Gene Kloss Christmas Eve, Taos Pueblo 

Gene Kloss, Christmas Eve, Taos Pueblo, 1936, aquatint and drypoint, 11 1/2 x 14 1/2 in. On long term loan to the New Mexico Museum of Art from the Fine Arts Program, Public Buildings Service, U.S. General Services Administration (787.23G) Photo by Cameron Gay


Tyger Tyger, burning bright,

In the forests of the night;

What immortal hand or eye,

Could frame thy fearful symmetry?

                    --William Blake


Get out your night goggles and your flashlights! The New Mexico Museum of Art is hosting two new exhibits Wait Until Dark and Shots in the Dark, as well as an interactive activity center Night Life Imagination Station from November 17, 2018 to April 21, 2019.

The music of the night has continued to inspire painters, photographers, poets, composers, and scientists. Look-Read- Listen-Learn. 


Let not the dark thee cumber.

What though the moon does slumber?

The stars of the night

Will lend thee their light,

 Like tapers clear without number.

--Robert Herrick



What do we call animals that are active at night?

Do all nighttime animals see equally well in the dark?

What are some scary stories that are told in the dark?

What is the difference between astronomy and astrology?

What is a star?

How does a star twinkle?

What is a constellation?

You will learn the answers to all of these questions and more while experiencing the fun of solving word searches, playing with puppets, acting, coloring, drawing, and writing. You will find information links about the wonders of the night sky in New Mexico provided by the International Dark Sky Association. Did you know that there are actual International Dark Sky Parks and an International Dark Sky Sanctuary?


Look at the stars! look, look

up at the skies!

O look at all the fire-folk

sitting in the air.

---Gerard Manley Hopkins

You can examine beautiful and mysterious images of such iconic nocturnal animals as owls, bats, moths. You can even see the infamous nocturnal plant Datura, which is a member of the deadly nightshade family and only blooms at night. Pay attention Agatha Christie fans, since this poisonous plant is also called the devil’s trumpet and locoweed.

Kate Krasin's Datura

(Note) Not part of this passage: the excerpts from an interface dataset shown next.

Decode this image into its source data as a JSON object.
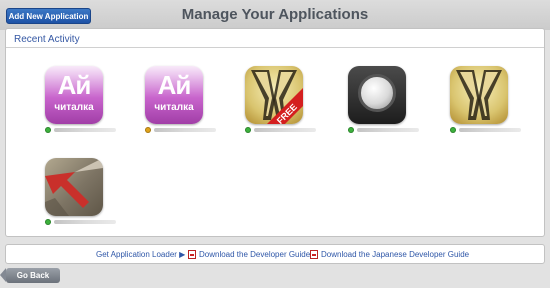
{
  "header": {
    "add_button_label": "Add New Application",
    "title": "Manage Your Applications"
  },
  "recent": {
    "title": "Recent Activity",
    "apps": [
      {
        "icon": "reader-app-icon",
        "icon_text_big": "Ай",
        "icon_text_small": "читалка",
        "status_color": "#3cb13c"
      },
      {
        "icon": "reader-app-icon",
        "icon_text_big": "Ай",
        "icon_text_small": "читалка",
        "status_color": "#e0a21a"
      },
      {
        "icon": "gold-app-icon",
        "badge": "FREE",
        "status_color": "#3cb13c"
      },
      {
        "icon": "lens-app-icon",
        "status_color": "#3cb13c"
      },
      {
        "icon": "gold-app-icon",
        "status_color": "#3cb13c"
      },
      {
        "icon": "wood-app-icon",
        "status_color": "#3cb13c"
      }
    ]
  },
  "footer": {
    "loader_link": "Get Application Loader ▶",
    "dev_guide_link": "Download the Developer Guide",
    "jp_guide_link": "Download the Japanese Developer Guide"
  },
  "go_back_label": "Go Back",
  "colors": {
    "accent_blue": "#2f57a8",
    "status_green": "#3cb13c",
    "status_orange": "#e0a21a"
  }
}
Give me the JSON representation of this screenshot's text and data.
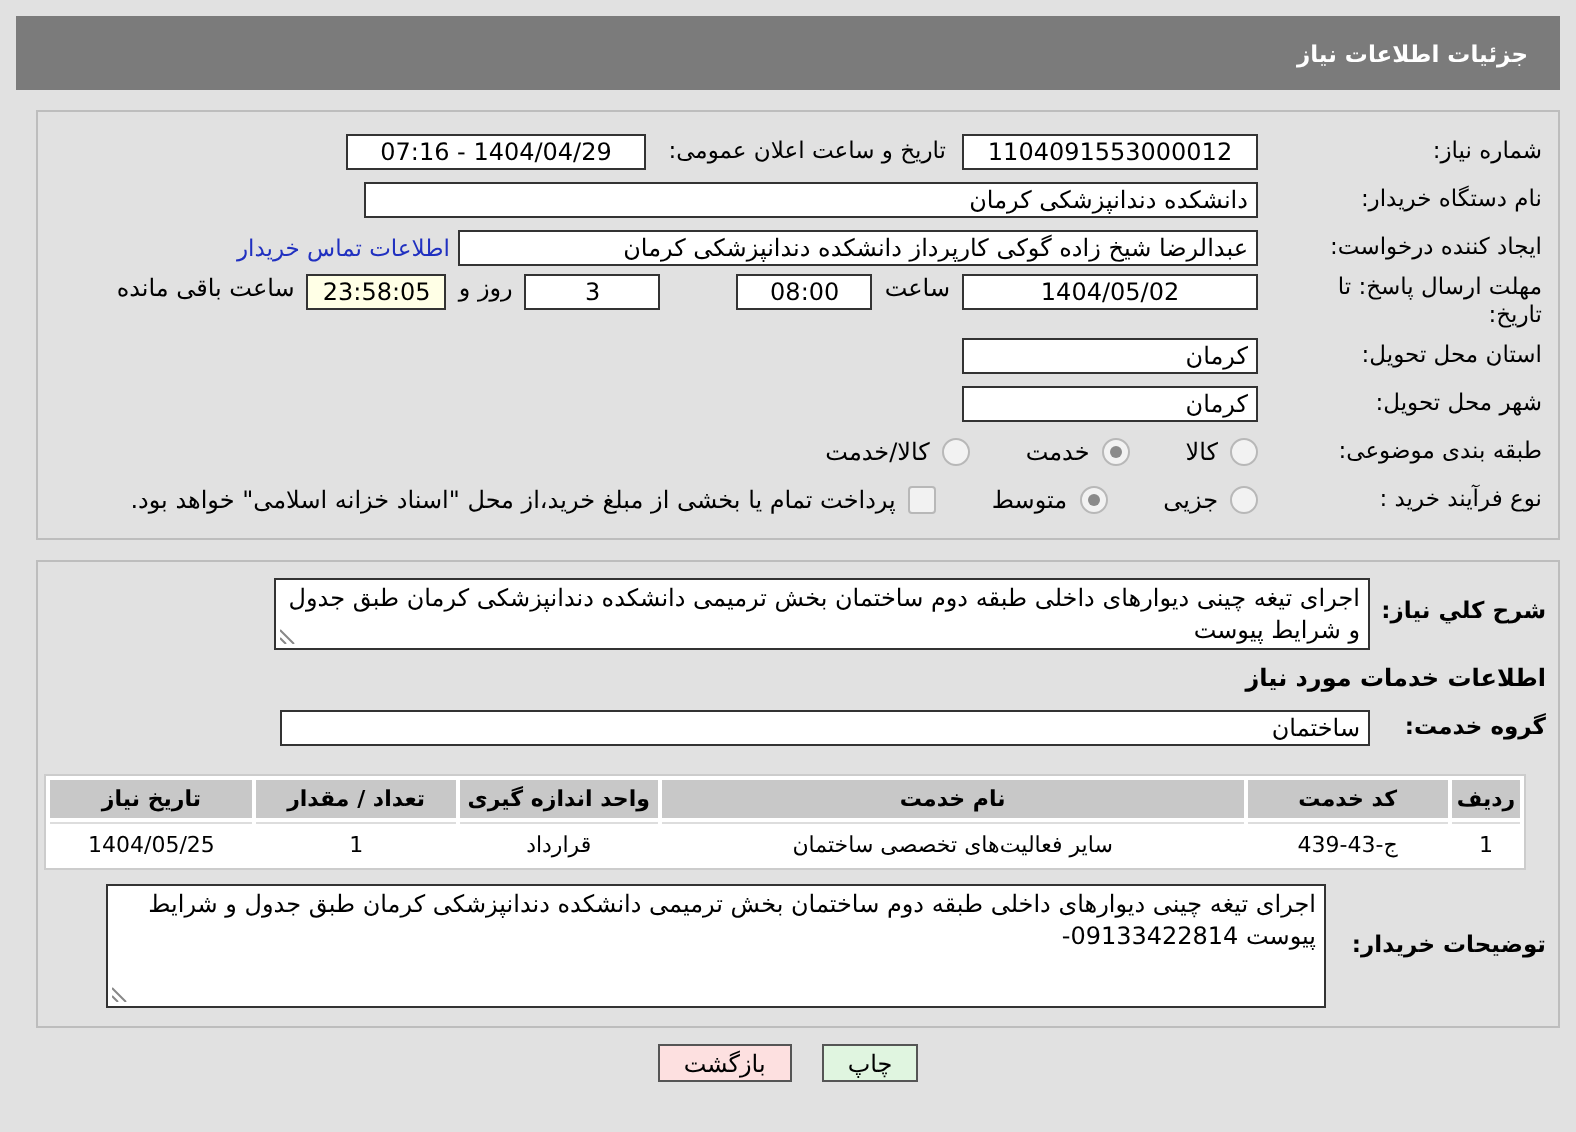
{
  "header": {
    "title": "جزئیات اطلاعات نیاز"
  },
  "need_info": {
    "need_number": {
      "label": "شماره نیاز:",
      "value": "1104091553000012"
    },
    "announce_datetime": {
      "label": "تاریخ و ساعت اعلان عمومی:",
      "value": "1404/04/29 - 07:16"
    },
    "buyer_org": {
      "label": "نام دستگاه خریدار:",
      "value": "دانشکده دندانپزشکی کرمان"
    },
    "requester": {
      "label": "ایجاد کننده درخواست:",
      "value": "عبدالرضا شیخ زاده گوکی کارپرداز دانشکده دندانپزشکی کرمان"
    },
    "buyer_contact_link": "اطلاعات تماس خریدار",
    "deadline": {
      "label": "مهلت ارسال پاسخ: تا تاریخ:",
      "date": "1404/05/02",
      "time_label": "ساعت",
      "time": "08:00",
      "days": "3",
      "days_label": "روز و",
      "remaining": "23:58:05",
      "remaining_label": "ساعت باقی مانده"
    },
    "province": {
      "label": "استان محل تحویل:",
      "value": "کرمان"
    },
    "city": {
      "label": "شهر محل تحویل:",
      "value": "کرمان"
    },
    "category": {
      "label": "طبقه بندی موضوعی:",
      "options": [
        {
          "label": "کالا",
          "selected": false
        },
        {
          "label": "خدمت",
          "selected": true
        },
        {
          "label": "کالا/خدمت",
          "selected": false
        }
      ]
    },
    "process": {
      "label": "نوع فرآیند خرید :",
      "options": [
        {
          "label": "جزیی",
          "selected": false
        },
        {
          "label": "متوسط",
          "selected": true
        }
      ],
      "treasury": {
        "label": "پرداخت تمام یا بخشی از مبلغ خرید،از محل \"اسناد خزانه اسلامی\" خواهد بود.",
        "checked": false
      }
    }
  },
  "services": {
    "summary": {
      "label": "شرح کلي نیاز:",
      "value": "اجرای تیغه چینی دیوارهای داخلی طبقه دوم ساختمان بخش ترمیمی دانشکده دندانپزشکی کرمان طبق جدول و شرایط پیوست"
    },
    "heading": "اطلاعات خدمات مورد نیاز",
    "group": {
      "label": "گروه خدمت:",
      "value": "ساختمان"
    },
    "table": {
      "columns": [
        "ردیف",
        "کد خدمت",
        "نام خدمت",
        "واحد اندازه گیری",
        "تعداد / مقدار",
        "تاریخ نیاز"
      ],
      "rows": [
        [
          "1",
          "ج-43-439",
          "سایر فعالیت‌های تخصصی ساختمان",
          "قرارداد",
          "1",
          "1404/05/25"
        ]
      ]
    },
    "buyer_notes": {
      "label": "توضیحات خریدار:",
      "value": "اجرای تیغه چینی دیوارهای داخلی طبقه دوم ساختمان بخش ترمیمی دانشکده دندانپزشکی کرمان طبق جدول و شرایط پیوست 09133422814-"
    }
  },
  "buttons": [
    {
      "label": "چاپ",
      "kind": "print"
    },
    {
      "label": "بازگشت",
      "kind": "back"
    }
  ]
}
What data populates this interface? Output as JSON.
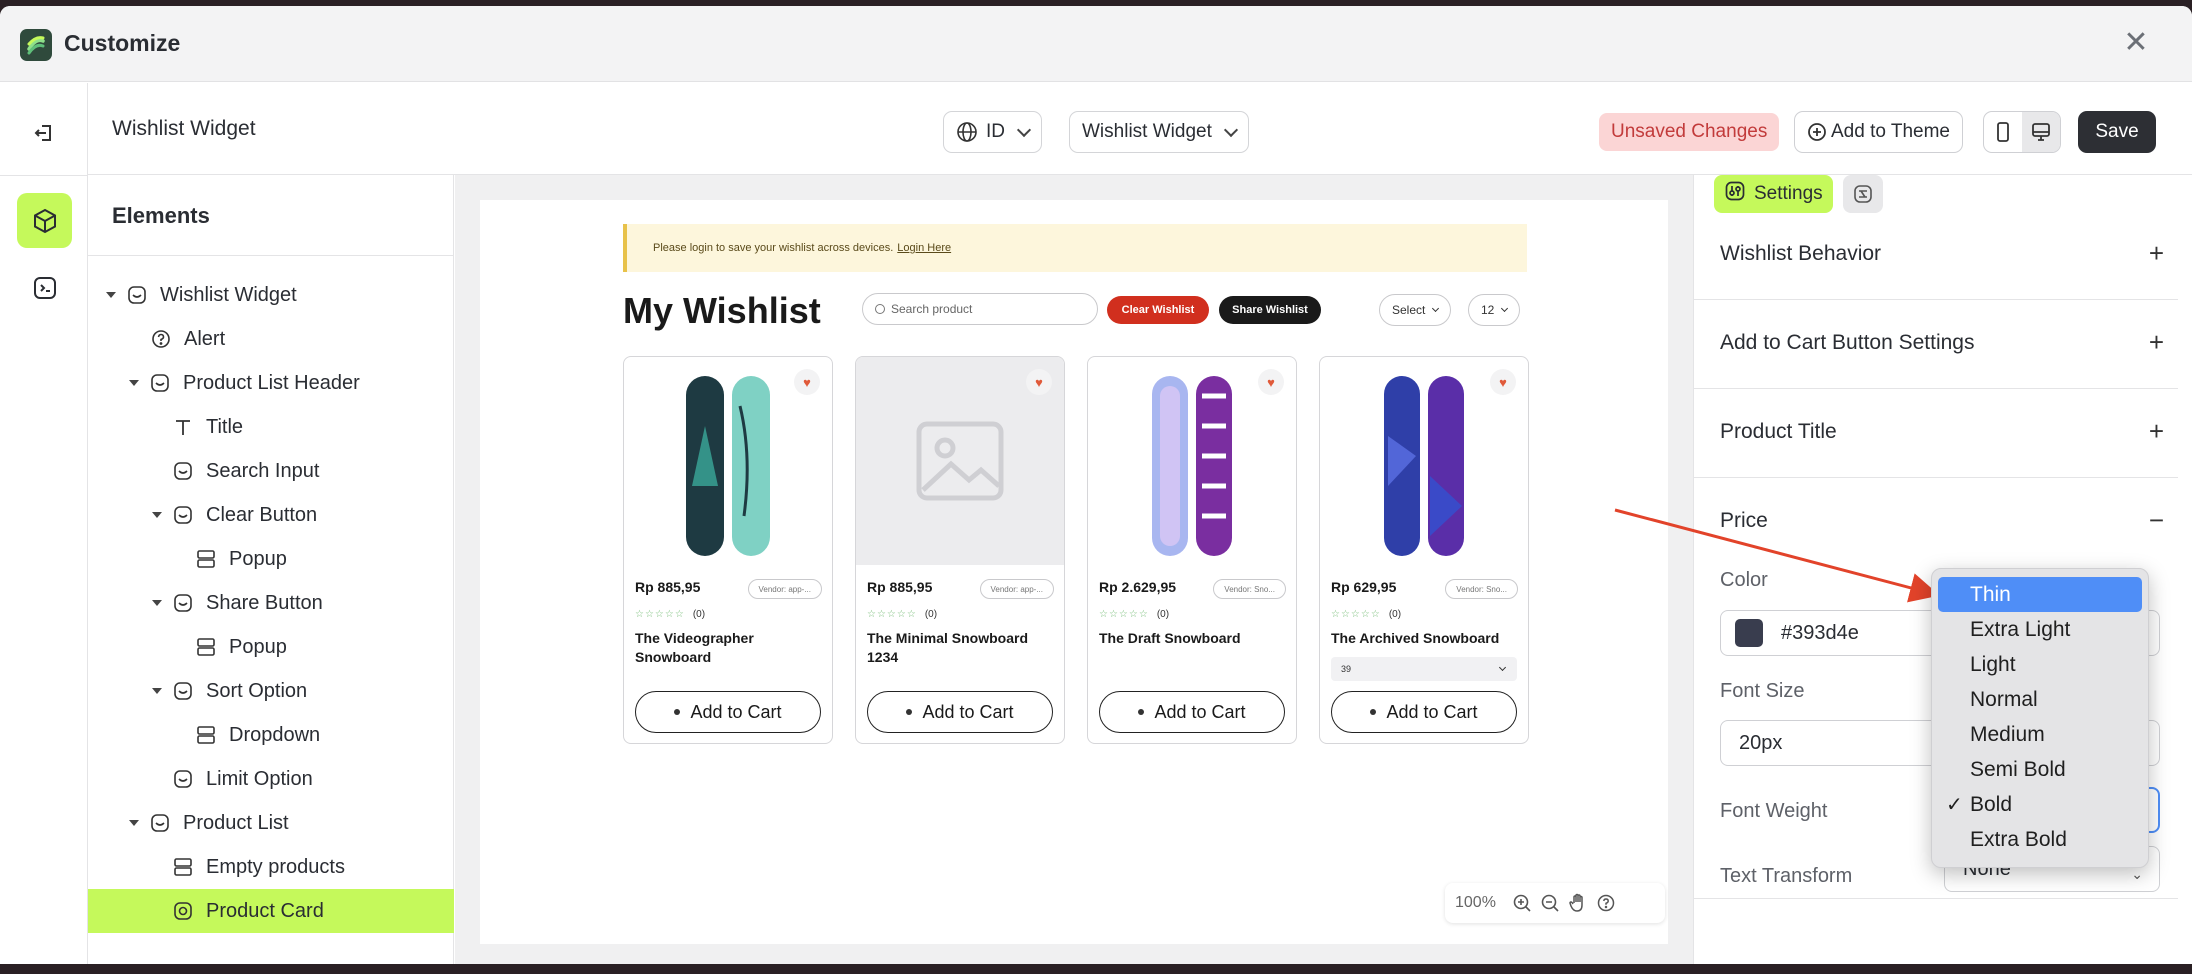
{
  "app": {
    "title": "Customize"
  },
  "topbar": {
    "page_name": "Wishlist Widget",
    "language": "ID",
    "template": "Wishlist Widget",
    "unsaved": "Unsaved Changes",
    "add_to_theme": "Add to Theme",
    "save": "Save"
  },
  "tree": {
    "title": "Elements",
    "nodes": [
      {
        "label": "Wishlist Widget"
      },
      {
        "label": "Alert"
      },
      {
        "label": "Product List Header"
      },
      {
        "label": "Title"
      },
      {
        "label": "Search Input"
      },
      {
        "label": "Clear Button"
      },
      {
        "label": "Popup"
      },
      {
        "label": "Share Button"
      },
      {
        "label": "Popup"
      },
      {
        "label": "Sort Option"
      },
      {
        "label": "Dropdown"
      },
      {
        "label": "Limit Option"
      },
      {
        "label": "Product List"
      },
      {
        "label": "Empty products"
      },
      {
        "label": "Product Card"
      }
    ]
  },
  "preview": {
    "alert_text": "Please login to save your wishlist across devices.",
    "alert_link": "Login Here",
    "heading": "My Wishlist",
    "search_placeholder": "Search product",
    "clear_label": "Clear Wishlist",
    "share_label": "Share Wishlist",
    "sort_label": "Select",
    "limit_label": "12",
    "products": [
      {
        "price": "Rp 885,95",
        "vendor": "Vendor: app-...",
        "reviews": "(0)",
        "name": "The Videographer Snowboard",
        "cta": "Add to Cart",
        "variant": ""
      },
      {
        "price": "Rp 885,95",
        "vendor": "Vendor: app-...",
        "reviews": "(0)",
        "name": "The Minimal Snowboard 1234",
        "cta": "Add to Cart",
        "variant": ""
      },
      {
        "price": "Rp 2.629,95",
        "vendor": "Vendor: Sno...",
        "reviews": "(0)",
        "name": "The Draft Snowboard",
        "cta": "Add to Cart",
        "variant": ""
      },
      {
        "price": "Rp 629,95",
        "vendor": "Vendor: Sno...",
        "reviews": "(0)",
        "name": "The Archived Snowboard",
        "cta": "Add to Cart",
        "variant": "39"
      }
    ],
    "zoom": "100%"
  },
  "settings": {
    "tab_label": "Settings",
    "sections": {
      "behavior": "Wishlist Behavior",
      "cart_button": "Add to Cart Button Settings",
      "product_title": "Product Title",
      "price": "Price"
    },
    "color_label": "Color",
    "color_value": "#393d4e",
    "font_size_label": "Font Size",
    "font_size_value": "20px",
    "font_weight_label": "Font Weight",
    "text_transform_label": "Text Transform",
    "text_transform_value": "None",
    "font_weight_options": [
      "Thin",
      "Extra Light",
      "Light",
      "Normal",
      "Medium",
      "Semi Bold",
      "Bold",
      "Extra Bold"
    ],
    "font_weight_selected": "Bold",
    "font_weight_highlighted": "Thin"
  },
  "colors": {
    "accent": "#c5f95b",
    "danger": "#d12f1e",
    "highlight": "#4f8ef7",
    "arrow": "#e2432a"
  }
}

Kate Krasin, Datura, 1990, silkscreen, 17 7/16 x 12 5/8 in. Collection of the New Mexico Museum of Art. Gift of Kate Krasin, the artist, 2012 (2012.31.95) Photo by Blair Clark © Estate of Kate Krasin

Night is the time for dreams and nightmares. Night is the time for joyous gatherings and also the time for lonely vigils. The artists of the night in these exhibits shadow and highlight all these experiences. Creatures like werewolves and vampires emerge at night. Ghosts and banshees haunt at night. These themes have inspired artists of words, music, and pictures for countless years. Just read  Shakespeare’s Romeo and Juliet; listen to Beethoven’s The Moonlight Sonata; look at Ansel Adams’ Moonrise, Hernandez, New Mexico.


The moon was but a chin of gold

A night or two ago.

Emily Dickinson



The moon dwindled and thinned to the fringe

of a fingernail…

Gerard Manly Hopkins

Here are hints for what to look for in these exhibits. Which images mirror your experiences with the night, the moon, the stars, nightmares?

  • Identify the monstrous creature in Fritz Scholder's Martyr in Santa Fe
  • Relate to the eerie darkness of Richard Sullivan's Merry-Go-Round
  • Differentiate between the light and the dark in Gene Kloss' Christmas Eve, Taos Pueblo.
  • Study the nocturnal beings of Bobbe Besold's Bats and Brad Wilson's Western Screech Owl and Long Eared Owl
  • Puzzle over the dreams or nightmares of Tom Chambers' Afternoon with Octavio/Una Tarde con Octavio

Come to the Museum to absorb and reflect.



Somewhere on the other side of this wide night

and the distance between us,

I am thinking of you.

The room is turning slowly away from the moon.

Carol Ann Duffy


-Sharon McCawley, 

Docent for the New Mexico Museum of Art